EXERCISE OBJECTIVE
Beneath this task are records; tally the lines in them that contain "البطارية" and report only the number.

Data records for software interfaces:
◇ ◇ ◇ ◇ ◇ ◇ ◇
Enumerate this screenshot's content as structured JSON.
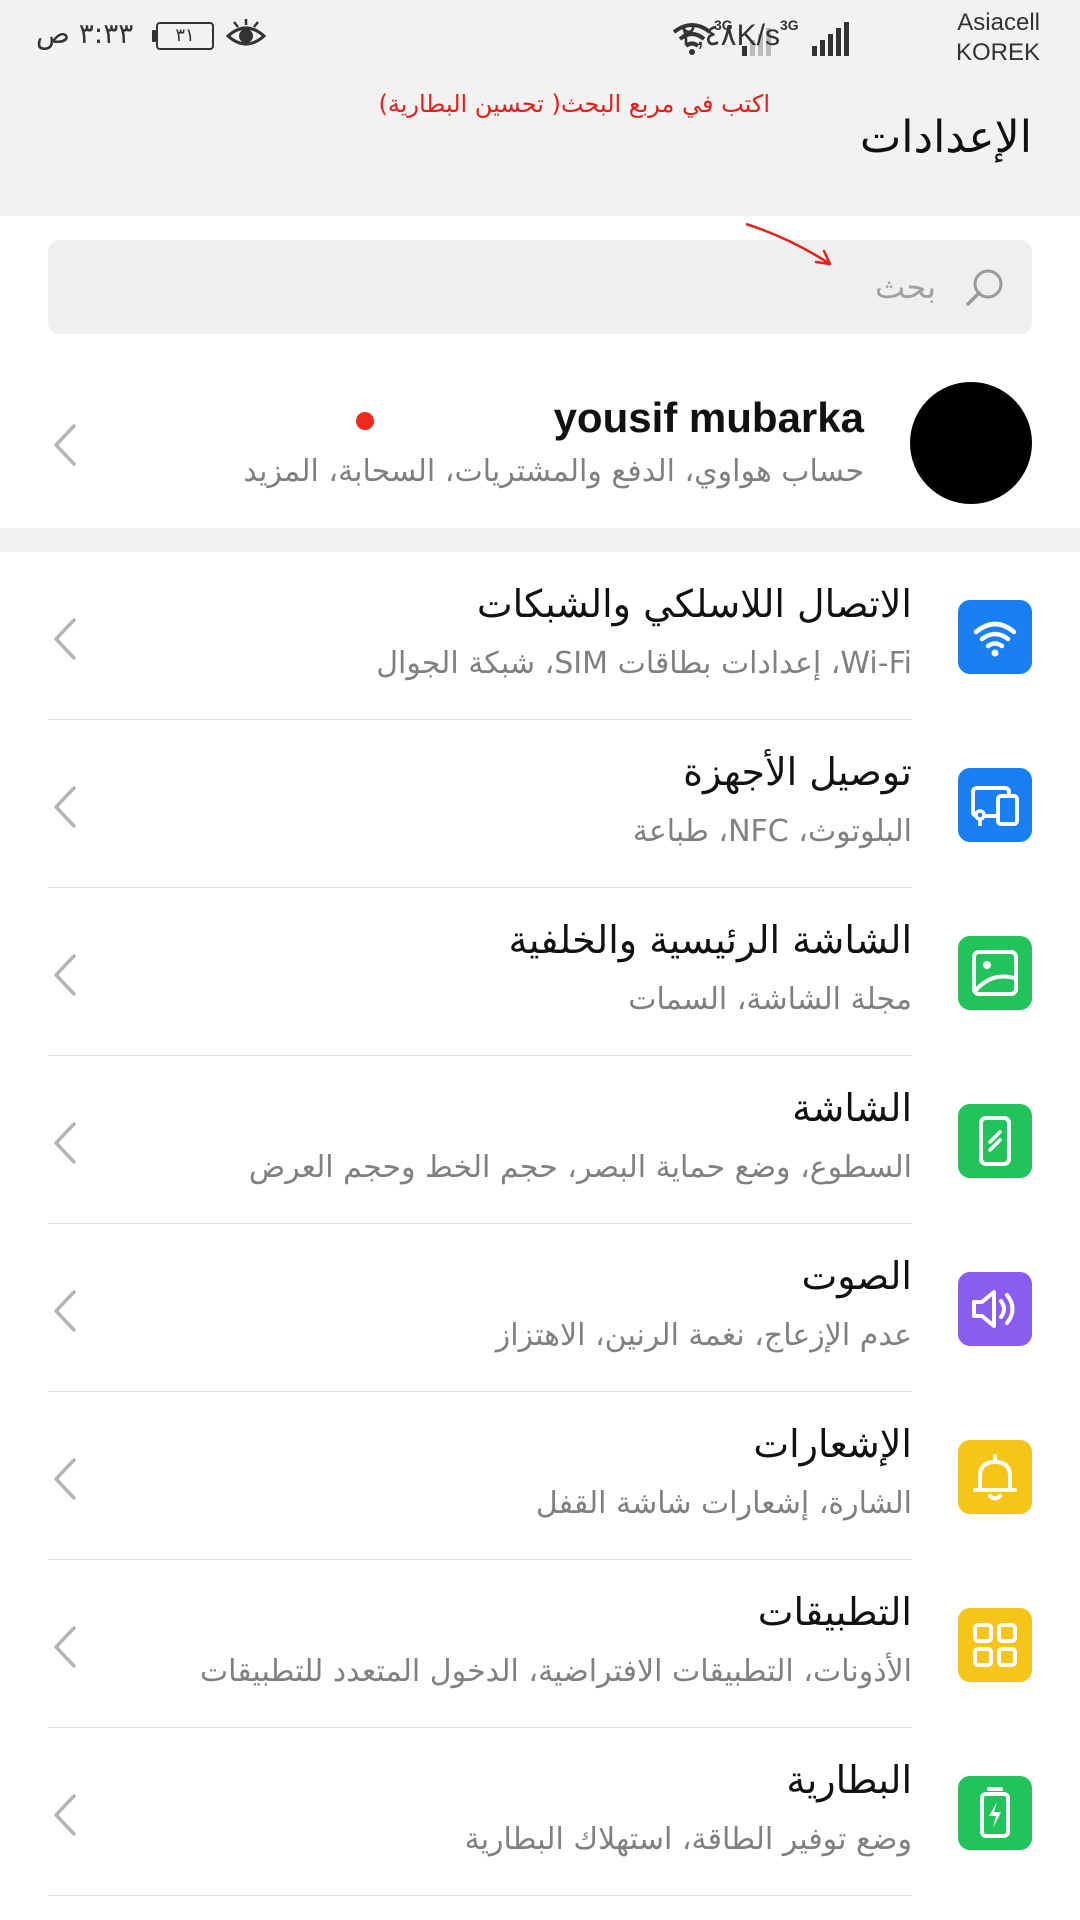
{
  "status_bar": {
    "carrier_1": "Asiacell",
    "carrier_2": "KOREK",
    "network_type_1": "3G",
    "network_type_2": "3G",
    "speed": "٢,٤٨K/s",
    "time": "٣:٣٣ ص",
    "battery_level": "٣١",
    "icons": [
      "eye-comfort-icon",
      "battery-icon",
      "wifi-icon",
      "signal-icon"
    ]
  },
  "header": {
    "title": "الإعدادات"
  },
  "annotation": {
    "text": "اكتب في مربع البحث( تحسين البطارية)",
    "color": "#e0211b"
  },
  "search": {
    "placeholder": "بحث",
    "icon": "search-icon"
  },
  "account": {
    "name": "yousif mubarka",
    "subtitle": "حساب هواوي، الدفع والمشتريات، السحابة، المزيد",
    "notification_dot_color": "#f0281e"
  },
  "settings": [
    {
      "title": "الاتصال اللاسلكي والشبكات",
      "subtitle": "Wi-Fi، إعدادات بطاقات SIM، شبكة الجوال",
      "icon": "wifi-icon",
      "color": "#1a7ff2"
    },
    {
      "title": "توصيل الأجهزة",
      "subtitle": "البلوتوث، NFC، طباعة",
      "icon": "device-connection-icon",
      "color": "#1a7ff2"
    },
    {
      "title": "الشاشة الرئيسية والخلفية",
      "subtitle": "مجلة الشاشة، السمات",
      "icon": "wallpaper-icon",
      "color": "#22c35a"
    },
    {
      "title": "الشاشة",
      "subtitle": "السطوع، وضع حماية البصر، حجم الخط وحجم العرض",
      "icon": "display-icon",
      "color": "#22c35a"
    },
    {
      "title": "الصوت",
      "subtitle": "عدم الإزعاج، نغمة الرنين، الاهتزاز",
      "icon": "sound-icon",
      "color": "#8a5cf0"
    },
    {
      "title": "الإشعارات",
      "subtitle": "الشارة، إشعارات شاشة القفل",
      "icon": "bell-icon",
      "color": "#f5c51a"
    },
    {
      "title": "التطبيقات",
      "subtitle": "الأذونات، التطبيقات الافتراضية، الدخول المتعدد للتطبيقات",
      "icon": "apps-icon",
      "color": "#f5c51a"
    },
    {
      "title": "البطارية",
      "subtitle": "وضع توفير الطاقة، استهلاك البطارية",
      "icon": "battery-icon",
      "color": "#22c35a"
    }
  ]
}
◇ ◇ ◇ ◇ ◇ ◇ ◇
SOLUTION
3